**Your task:**
Search the entries below for the word "JSON" and copy each line that has it.

**Data supplied:**
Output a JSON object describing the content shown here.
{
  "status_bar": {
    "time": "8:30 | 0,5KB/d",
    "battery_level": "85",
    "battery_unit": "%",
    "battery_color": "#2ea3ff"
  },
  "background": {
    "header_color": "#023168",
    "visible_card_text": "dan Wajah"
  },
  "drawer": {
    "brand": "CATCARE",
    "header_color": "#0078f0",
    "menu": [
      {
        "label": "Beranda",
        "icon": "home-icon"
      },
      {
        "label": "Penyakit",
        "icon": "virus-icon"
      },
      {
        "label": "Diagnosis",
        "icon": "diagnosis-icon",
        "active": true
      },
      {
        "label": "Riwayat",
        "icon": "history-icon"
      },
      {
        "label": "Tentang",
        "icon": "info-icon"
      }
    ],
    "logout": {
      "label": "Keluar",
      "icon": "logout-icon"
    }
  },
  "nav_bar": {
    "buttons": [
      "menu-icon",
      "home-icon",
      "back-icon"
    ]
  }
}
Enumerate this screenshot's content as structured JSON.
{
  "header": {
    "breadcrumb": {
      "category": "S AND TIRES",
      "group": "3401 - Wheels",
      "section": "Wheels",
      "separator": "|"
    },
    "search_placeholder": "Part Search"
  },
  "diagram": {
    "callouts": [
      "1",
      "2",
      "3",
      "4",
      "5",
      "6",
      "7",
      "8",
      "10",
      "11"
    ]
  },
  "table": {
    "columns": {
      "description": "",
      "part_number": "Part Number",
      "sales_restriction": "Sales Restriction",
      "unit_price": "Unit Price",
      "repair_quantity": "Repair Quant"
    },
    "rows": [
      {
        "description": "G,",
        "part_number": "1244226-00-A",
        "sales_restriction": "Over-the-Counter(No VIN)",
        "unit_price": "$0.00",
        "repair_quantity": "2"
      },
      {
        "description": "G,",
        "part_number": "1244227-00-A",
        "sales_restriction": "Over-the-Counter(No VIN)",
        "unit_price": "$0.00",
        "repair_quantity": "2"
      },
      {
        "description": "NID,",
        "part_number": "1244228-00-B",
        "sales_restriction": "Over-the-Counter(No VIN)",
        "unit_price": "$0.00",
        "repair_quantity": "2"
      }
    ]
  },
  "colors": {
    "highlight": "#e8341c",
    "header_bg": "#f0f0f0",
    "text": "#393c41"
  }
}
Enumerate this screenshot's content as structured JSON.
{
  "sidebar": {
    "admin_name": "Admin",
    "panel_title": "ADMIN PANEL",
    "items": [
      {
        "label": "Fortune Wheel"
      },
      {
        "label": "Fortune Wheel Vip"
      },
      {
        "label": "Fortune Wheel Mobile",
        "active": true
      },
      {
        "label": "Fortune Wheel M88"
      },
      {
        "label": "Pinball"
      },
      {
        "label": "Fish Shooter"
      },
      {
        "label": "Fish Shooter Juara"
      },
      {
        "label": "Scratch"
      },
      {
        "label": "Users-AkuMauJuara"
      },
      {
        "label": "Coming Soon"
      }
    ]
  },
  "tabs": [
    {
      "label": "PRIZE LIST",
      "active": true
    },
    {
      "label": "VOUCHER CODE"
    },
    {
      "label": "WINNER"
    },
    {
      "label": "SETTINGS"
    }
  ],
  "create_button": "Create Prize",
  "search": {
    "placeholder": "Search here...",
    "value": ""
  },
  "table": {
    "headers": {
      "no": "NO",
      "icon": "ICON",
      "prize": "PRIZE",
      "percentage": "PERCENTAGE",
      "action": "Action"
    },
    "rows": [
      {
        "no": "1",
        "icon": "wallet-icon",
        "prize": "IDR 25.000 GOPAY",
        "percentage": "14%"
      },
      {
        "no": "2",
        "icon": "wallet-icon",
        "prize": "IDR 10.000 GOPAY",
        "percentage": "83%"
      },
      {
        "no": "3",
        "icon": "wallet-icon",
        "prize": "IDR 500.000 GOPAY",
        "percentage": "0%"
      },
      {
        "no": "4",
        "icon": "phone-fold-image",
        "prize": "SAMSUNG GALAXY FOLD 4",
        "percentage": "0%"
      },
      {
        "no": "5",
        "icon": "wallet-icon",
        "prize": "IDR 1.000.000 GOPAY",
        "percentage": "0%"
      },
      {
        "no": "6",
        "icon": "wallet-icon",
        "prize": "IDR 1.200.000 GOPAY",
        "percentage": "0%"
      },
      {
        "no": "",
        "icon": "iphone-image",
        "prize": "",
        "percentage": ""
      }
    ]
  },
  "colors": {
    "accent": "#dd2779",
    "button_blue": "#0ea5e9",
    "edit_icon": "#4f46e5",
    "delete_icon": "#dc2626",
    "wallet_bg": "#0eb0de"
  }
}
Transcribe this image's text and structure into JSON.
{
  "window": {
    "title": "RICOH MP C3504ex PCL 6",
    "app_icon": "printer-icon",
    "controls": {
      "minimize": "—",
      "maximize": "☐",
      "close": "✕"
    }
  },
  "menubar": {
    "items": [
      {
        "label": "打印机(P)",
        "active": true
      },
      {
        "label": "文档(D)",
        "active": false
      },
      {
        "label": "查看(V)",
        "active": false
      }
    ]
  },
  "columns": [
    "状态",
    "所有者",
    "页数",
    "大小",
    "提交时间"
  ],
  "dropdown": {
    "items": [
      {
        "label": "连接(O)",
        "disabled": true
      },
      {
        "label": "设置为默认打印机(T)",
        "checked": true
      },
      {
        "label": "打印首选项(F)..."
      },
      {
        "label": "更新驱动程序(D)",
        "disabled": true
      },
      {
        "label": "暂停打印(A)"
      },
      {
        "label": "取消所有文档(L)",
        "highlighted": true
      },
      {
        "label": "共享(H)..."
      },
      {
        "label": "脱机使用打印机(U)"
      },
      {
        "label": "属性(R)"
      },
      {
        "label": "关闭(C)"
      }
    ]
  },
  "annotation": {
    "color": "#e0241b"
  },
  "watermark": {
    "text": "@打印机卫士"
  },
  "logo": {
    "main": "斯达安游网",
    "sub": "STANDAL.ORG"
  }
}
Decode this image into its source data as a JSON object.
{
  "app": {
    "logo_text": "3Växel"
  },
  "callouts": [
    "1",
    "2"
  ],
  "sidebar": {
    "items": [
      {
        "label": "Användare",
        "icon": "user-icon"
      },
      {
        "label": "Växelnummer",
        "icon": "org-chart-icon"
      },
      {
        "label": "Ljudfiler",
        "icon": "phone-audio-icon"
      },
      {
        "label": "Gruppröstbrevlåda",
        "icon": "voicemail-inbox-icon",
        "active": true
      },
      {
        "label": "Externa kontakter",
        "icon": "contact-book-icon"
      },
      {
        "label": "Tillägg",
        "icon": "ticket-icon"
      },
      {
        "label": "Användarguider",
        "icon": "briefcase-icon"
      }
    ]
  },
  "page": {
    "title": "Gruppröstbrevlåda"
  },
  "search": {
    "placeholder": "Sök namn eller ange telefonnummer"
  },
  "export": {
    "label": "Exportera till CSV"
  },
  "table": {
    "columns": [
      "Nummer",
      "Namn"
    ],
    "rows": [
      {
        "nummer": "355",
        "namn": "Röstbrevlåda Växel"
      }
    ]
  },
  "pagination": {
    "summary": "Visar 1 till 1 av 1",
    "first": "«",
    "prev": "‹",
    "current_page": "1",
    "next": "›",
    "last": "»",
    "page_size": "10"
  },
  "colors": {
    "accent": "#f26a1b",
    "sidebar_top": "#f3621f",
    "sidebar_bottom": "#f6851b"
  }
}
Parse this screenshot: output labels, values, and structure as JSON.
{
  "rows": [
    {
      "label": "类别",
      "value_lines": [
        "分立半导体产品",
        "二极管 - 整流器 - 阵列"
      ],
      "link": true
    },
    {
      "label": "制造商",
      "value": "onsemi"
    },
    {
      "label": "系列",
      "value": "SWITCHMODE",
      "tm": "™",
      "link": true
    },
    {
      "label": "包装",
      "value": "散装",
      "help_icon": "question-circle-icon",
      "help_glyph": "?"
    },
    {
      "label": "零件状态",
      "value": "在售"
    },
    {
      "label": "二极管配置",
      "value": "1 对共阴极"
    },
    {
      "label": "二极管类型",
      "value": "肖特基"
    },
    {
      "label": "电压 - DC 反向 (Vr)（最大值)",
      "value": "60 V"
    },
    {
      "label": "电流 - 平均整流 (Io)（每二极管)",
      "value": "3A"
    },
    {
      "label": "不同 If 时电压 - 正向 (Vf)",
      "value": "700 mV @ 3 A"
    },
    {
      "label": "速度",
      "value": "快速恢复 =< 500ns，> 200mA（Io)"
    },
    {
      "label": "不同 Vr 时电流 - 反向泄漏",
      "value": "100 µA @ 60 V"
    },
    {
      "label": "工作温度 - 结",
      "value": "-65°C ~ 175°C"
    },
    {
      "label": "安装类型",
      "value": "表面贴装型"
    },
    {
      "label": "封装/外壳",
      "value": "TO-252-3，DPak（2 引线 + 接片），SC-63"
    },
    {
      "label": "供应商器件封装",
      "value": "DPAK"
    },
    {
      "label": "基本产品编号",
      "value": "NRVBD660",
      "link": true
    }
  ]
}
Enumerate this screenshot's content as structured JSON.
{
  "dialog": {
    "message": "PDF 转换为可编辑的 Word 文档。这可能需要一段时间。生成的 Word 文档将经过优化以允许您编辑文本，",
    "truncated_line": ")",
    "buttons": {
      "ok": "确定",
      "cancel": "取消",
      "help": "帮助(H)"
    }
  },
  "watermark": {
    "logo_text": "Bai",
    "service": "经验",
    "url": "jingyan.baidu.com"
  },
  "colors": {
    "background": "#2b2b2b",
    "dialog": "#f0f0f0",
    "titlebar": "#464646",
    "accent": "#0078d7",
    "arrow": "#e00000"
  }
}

**Response:**
Output a JSON object describing the content shown here.
Enumerate this screenshot's content as structured JSON.
Enumerate this screenshot's content as structured JSON.
Transcribe this image's text and structure into JSON.
Decode this image into its source data as a JSON object.
Parse this screenshot: output labels, values, and structure as JSON.
Enumerate this screenshot's content as structured JSON.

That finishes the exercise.